====== Working data ======

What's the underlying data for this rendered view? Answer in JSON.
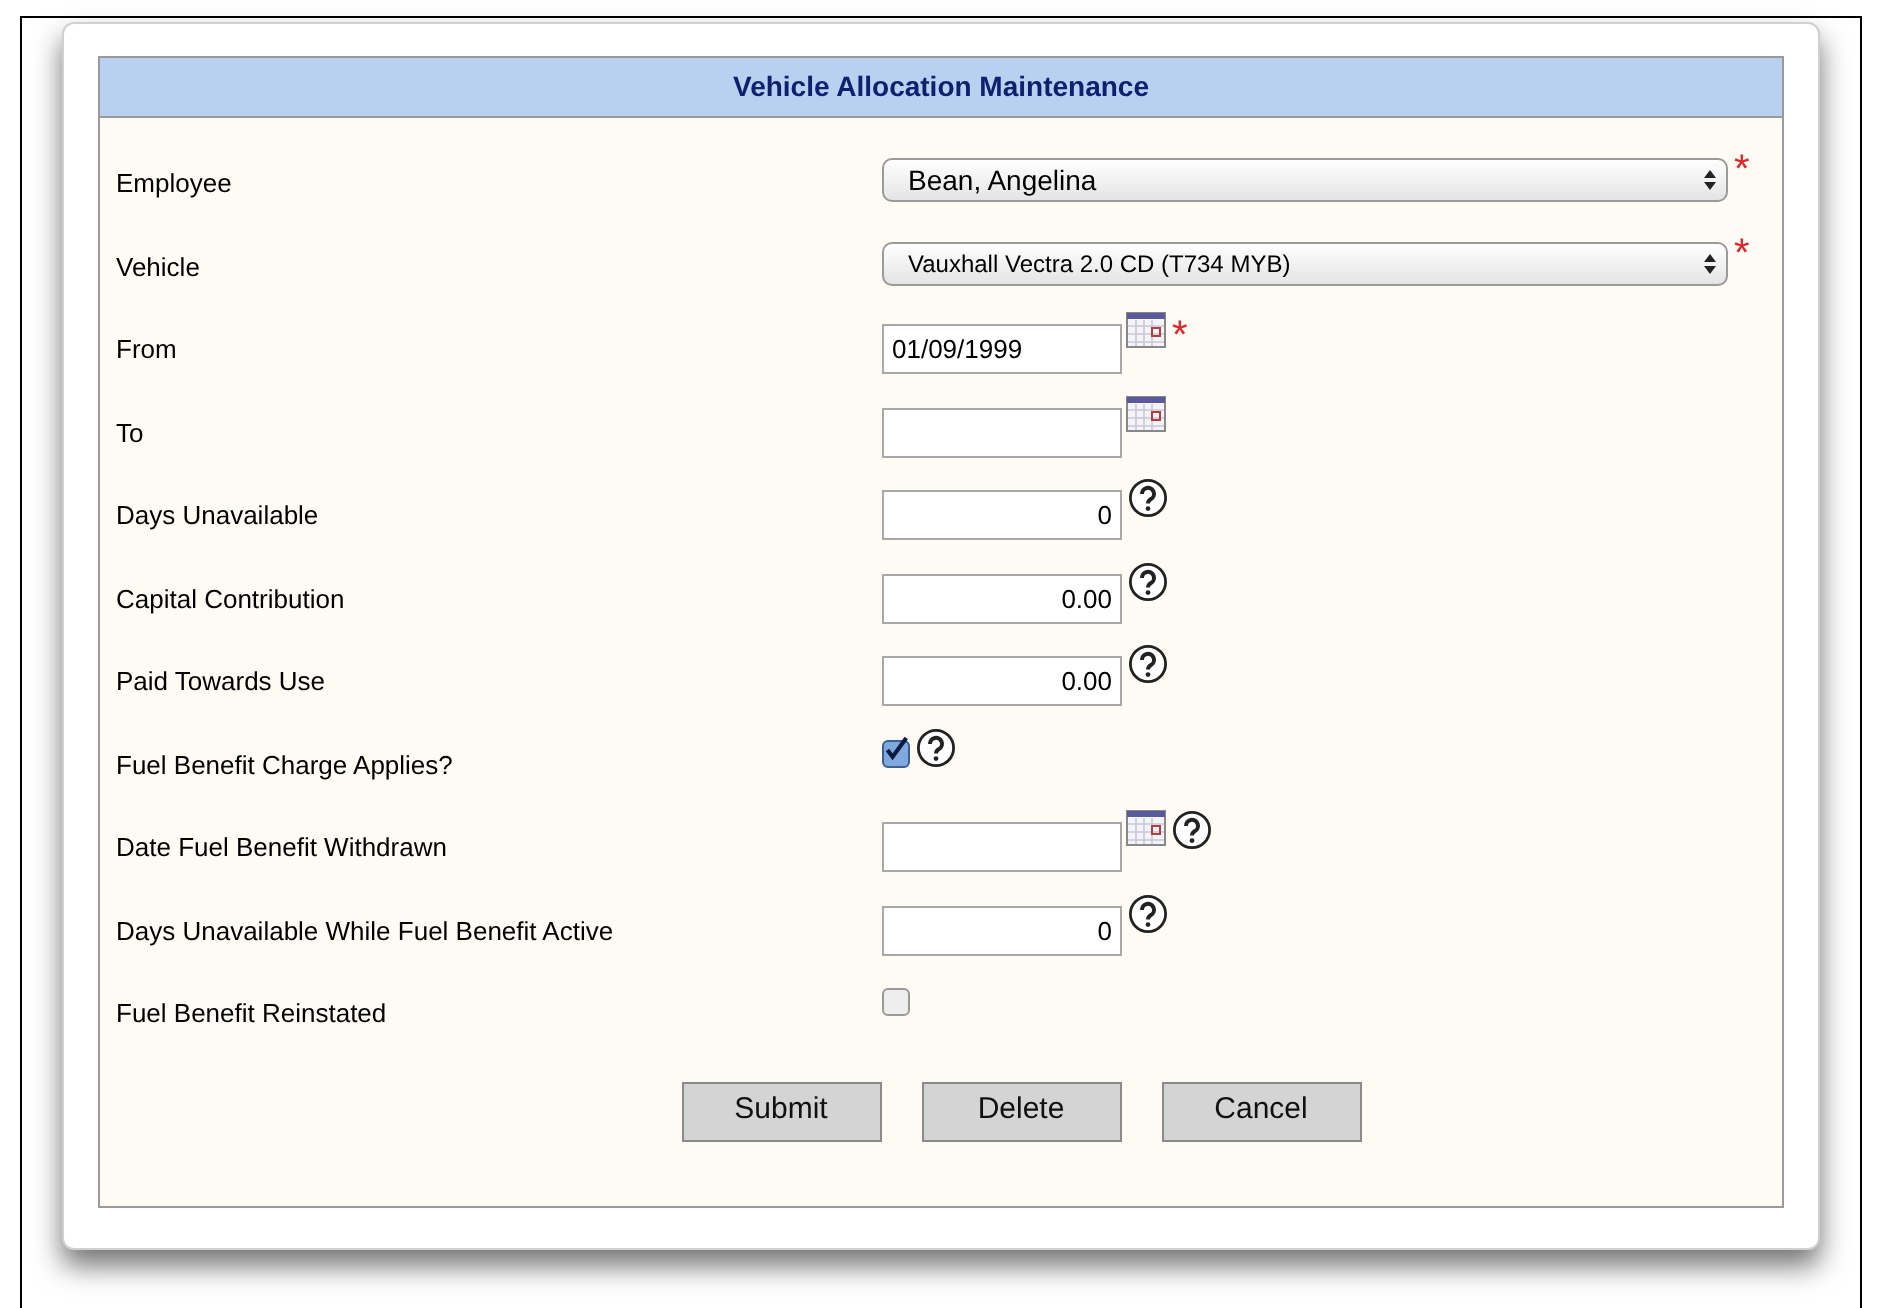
{
  "title": "Vehicle Allocation Maintenance",
  "fields": [
    {
      "label": "Employee",
      "kind": "select",
      "value": "Bean, Angelina",
      "required_mark": "*",
      "help": false
    },
    {
      "label": "Vehicle",
      "kind": "select",
      "value": "Vauxhall Vectra 2.0 CD (T734 MYB)",
      "required_mark": "*",
      "help": false
    },
    {
      "label": "From",
      "kind": "date",
      "value": "01/09/1999",
      "required_mark": "*",
      "help": false
    },
    {
      "label": "To",
      "kind": "date",
      "help": false
    },
    {
      "label": "Days Unavailable",
      "kind": "number",
      "value": "0",
      "help": true
    },
    {
      "label": "Capital Contribution",
      "kind": "number",
      "value": "0.00",
      "help": true
    },
    {
      "label": "Paid Towards Use",
      "kind": "number",
      "value": "0.00",
      "help": true
    },
    {
      "label": "Fuel Benefit Charge Applies?",
      "kind": "checkbox",
      "checked": true,
      "help": true
    },
    {
      "label": "Date Fuel Benefit Withdrawn",
      "kind": "date",
      "help": true
    },
    {
      "label": "Days Unavailable While Fuel Benefit Active",
      "kind": "number",
      "value": "0",
      "help": true
    },
    {
      "label": "Fuel Benefit Reinstated",
      "kind": "checkbox",
      "checked": false,
      "help": false
    }
  ],
  "buttons": [
    "Submit",
    "Delete",
    "Cancel"
  ]
}
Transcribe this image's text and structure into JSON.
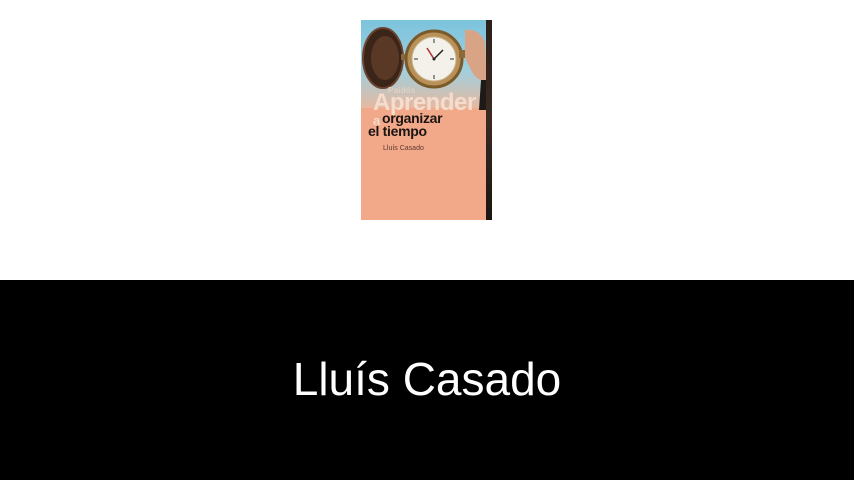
{
  "book": {
    "series_label": "Paidós",
    "title_line1": "Aprender",
    "title_connector": "a",
    "title_line2": "organizar",
    "title_line3": "el tiempo",
    "cover_author": "Lluís Casado",
    "cover_image_icon": "pocket-watch-icon"
  },
  "banner": {
    "author_name": "Lluís Casado"
  },
  "colors": {
    "cover_peach": "#f2a98a",
    "cover_sky": "#7cc3dc",
    "band_background": "#000000",
    "band_text": "#ffffff"
  }
}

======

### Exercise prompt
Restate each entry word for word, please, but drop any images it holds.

### Solution
What's the underlying data for this rendered view? Answer in JSON.
{
  "title": "Vehicle Allocation Maintenance",
  "fields": [
    {
      "label": "Employee",
      "kind": "select",
      "value": "Bean, Angelina",
      "required_mark": "*",
      "help": false
    },
    {
      "label": "Vehicle",
      "kind": "select",
      "value": "Vauxhall Vectra 2.0 CD (T734 MYB)",
      "required_mark": "*",
      "help": false
    },
    {
      "label": "From",
      "kind": "date",
      "value": "01/09/1999",
      "required_mark": "*",
      "help": false
    },
    {
      "label": "To",
      "kind": "date",
      "help": false
    },
    {
      "label": "Days Unavailable",
      "kind": "number",
      "value": "0",
      "help": true
    },
    {
      "label": "Capital Contribution",
      "kind": "number",
      "value": "0.00",
      "help": true
    },
    {
      "label": "Paid Towards Use",
      "kind": "number",
      "value": "0.00",
      "help": true
    },
    {
      "label": "Fuel Benefit Charge Applies?",
      "kind": "checkbox",
      "checked": true,
      "help": true
    },
    {
      "label": "Date Fuel Benefit Withdrawn",
      "kind": "date",
      "help": true
    },
    {
      "label": "Days Unavailable While Fuel Benefit Active",
      "kind": "number",
      "value": "0",
      "help": true
    },
    {
      "label": "Fuel Benefit Reinstated",
      "kind": "checkbox",
      "checked": false,
      "help": false
    }
  ],
  "buttons": [
    "Submit",
    "Delete",
    "Cancel"
  ]
}
Transcribe this image's text and structure into JSON.
{
  "book": {
    "series_label": "Paidós",
    "title_line1": "Aprender",
    "title_connector": "a",
    "title_line2": "organizar",
    "title_line3": "el tiempo",
    "cover_author": "Lluís Casado",
    "cover_image_icon": "pocket-watch-icon"
  },
  "banner": {
    "author_name": "Lluís Casado"
  },
  "colors": {
    "cover_peach": "#f2a98a",
    "cover_sky": "#7cc3dc",
    "band_background": "#000000",
    "band_text": "#ffffff"
  }
}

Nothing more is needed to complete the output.